Listed records:
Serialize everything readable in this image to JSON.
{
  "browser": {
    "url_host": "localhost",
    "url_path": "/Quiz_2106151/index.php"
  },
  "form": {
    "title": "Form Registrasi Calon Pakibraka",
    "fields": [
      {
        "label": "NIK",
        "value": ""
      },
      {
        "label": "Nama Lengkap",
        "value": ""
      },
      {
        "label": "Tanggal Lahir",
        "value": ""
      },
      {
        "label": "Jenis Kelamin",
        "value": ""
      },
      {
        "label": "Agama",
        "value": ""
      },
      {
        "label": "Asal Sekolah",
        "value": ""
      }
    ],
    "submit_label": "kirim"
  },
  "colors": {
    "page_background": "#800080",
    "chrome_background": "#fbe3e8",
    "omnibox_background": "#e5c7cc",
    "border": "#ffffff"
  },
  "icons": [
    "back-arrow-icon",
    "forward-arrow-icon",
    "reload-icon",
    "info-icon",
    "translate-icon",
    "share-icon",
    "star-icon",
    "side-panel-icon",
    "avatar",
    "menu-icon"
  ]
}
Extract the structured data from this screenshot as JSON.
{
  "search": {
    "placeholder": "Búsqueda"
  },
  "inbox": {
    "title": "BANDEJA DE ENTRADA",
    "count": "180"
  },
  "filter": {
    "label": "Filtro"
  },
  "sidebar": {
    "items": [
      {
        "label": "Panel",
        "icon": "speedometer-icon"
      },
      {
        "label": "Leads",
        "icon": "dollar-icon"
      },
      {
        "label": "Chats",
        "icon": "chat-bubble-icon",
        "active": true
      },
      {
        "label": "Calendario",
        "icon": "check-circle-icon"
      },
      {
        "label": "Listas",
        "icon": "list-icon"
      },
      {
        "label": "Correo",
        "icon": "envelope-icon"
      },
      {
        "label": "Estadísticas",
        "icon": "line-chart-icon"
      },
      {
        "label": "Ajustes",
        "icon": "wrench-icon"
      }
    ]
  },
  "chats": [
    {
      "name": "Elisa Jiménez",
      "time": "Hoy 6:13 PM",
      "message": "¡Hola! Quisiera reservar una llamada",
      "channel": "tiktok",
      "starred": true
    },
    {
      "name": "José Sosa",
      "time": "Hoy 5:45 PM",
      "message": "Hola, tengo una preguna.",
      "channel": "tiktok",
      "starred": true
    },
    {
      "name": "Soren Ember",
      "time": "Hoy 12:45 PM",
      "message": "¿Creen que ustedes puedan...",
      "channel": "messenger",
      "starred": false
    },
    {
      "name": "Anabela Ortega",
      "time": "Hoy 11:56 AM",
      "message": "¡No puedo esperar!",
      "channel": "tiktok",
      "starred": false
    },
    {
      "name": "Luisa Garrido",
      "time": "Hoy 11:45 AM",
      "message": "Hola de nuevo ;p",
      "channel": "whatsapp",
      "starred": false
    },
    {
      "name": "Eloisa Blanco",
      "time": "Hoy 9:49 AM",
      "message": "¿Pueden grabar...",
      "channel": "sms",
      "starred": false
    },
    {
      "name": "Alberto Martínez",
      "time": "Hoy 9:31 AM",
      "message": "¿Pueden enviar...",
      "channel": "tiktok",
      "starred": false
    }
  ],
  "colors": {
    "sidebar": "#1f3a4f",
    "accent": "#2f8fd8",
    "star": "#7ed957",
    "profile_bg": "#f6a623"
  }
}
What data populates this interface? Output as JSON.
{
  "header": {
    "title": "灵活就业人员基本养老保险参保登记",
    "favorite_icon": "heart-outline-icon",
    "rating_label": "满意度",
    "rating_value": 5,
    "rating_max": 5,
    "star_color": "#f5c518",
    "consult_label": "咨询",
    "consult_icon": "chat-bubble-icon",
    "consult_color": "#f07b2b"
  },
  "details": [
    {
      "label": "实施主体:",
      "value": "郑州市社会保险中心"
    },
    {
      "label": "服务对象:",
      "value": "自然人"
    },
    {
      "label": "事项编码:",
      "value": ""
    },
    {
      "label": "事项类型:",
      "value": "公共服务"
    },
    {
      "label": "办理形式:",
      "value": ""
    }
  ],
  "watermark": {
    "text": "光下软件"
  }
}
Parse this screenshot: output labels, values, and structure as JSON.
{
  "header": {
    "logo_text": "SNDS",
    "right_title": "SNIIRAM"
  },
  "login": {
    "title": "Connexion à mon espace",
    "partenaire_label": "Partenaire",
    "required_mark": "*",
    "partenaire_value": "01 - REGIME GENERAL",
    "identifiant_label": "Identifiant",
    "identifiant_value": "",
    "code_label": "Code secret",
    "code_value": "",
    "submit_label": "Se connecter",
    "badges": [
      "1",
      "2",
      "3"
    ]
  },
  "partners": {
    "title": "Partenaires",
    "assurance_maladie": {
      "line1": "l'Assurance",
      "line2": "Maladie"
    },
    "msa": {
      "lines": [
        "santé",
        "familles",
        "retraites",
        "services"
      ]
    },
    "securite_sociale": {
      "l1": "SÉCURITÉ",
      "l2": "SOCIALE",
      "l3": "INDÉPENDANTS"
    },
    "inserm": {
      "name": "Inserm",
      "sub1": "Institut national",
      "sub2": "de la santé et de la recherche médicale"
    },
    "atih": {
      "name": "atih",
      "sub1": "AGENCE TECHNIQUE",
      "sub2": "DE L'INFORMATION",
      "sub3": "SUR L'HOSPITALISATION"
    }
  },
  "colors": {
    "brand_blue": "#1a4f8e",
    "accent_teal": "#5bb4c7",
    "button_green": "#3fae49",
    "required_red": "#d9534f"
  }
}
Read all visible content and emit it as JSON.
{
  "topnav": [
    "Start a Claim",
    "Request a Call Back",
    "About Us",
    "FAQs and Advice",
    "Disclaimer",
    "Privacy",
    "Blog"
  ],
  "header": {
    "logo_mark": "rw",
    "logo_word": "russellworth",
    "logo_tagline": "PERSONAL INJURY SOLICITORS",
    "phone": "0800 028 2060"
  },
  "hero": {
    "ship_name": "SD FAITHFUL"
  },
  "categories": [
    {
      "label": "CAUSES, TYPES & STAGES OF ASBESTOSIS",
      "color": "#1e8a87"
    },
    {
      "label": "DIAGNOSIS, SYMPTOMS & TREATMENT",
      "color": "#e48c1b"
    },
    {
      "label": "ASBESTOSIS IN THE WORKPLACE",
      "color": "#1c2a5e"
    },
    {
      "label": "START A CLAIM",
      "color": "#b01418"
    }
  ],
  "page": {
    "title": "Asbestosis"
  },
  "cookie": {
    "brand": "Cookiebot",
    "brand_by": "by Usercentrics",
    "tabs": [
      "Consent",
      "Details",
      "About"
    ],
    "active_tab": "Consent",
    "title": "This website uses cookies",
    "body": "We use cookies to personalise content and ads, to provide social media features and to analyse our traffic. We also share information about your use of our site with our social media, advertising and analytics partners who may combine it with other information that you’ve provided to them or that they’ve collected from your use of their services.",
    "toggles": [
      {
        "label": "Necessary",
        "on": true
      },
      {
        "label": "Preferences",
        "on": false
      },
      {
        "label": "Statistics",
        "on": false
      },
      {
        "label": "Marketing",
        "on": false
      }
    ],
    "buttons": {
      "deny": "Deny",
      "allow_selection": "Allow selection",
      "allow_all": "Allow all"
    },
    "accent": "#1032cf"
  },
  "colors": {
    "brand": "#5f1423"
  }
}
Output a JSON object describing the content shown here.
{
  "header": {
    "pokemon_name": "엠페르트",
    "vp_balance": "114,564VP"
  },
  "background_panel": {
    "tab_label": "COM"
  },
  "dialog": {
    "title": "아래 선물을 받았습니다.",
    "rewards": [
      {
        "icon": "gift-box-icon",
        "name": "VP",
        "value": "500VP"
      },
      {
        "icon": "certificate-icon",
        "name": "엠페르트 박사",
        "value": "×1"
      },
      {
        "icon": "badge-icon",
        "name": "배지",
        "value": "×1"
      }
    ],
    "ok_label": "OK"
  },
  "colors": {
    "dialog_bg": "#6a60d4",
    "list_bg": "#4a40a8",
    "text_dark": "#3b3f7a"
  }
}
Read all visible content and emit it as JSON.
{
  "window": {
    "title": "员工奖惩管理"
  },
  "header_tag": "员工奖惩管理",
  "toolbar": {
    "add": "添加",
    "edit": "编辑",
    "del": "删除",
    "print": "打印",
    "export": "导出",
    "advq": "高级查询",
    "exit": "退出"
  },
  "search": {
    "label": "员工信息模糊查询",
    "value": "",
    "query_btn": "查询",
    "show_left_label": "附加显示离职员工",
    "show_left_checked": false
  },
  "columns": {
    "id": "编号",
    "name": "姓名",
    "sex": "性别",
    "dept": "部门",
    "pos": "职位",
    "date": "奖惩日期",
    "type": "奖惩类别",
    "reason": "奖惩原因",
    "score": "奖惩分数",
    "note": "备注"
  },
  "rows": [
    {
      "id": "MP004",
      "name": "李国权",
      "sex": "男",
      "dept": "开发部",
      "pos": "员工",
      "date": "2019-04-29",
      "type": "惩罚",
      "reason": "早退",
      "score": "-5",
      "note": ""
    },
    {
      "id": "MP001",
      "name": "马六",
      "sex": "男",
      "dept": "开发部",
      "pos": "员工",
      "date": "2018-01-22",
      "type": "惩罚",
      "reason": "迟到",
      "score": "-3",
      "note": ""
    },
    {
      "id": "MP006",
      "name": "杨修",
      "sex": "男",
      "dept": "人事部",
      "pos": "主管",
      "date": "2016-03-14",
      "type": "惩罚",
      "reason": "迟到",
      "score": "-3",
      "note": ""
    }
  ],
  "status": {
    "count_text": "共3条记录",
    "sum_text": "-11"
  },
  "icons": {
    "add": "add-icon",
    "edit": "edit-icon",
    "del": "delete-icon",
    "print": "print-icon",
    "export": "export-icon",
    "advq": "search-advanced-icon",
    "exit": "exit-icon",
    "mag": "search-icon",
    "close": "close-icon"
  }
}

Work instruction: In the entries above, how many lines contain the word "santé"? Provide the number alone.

Result of the task: 2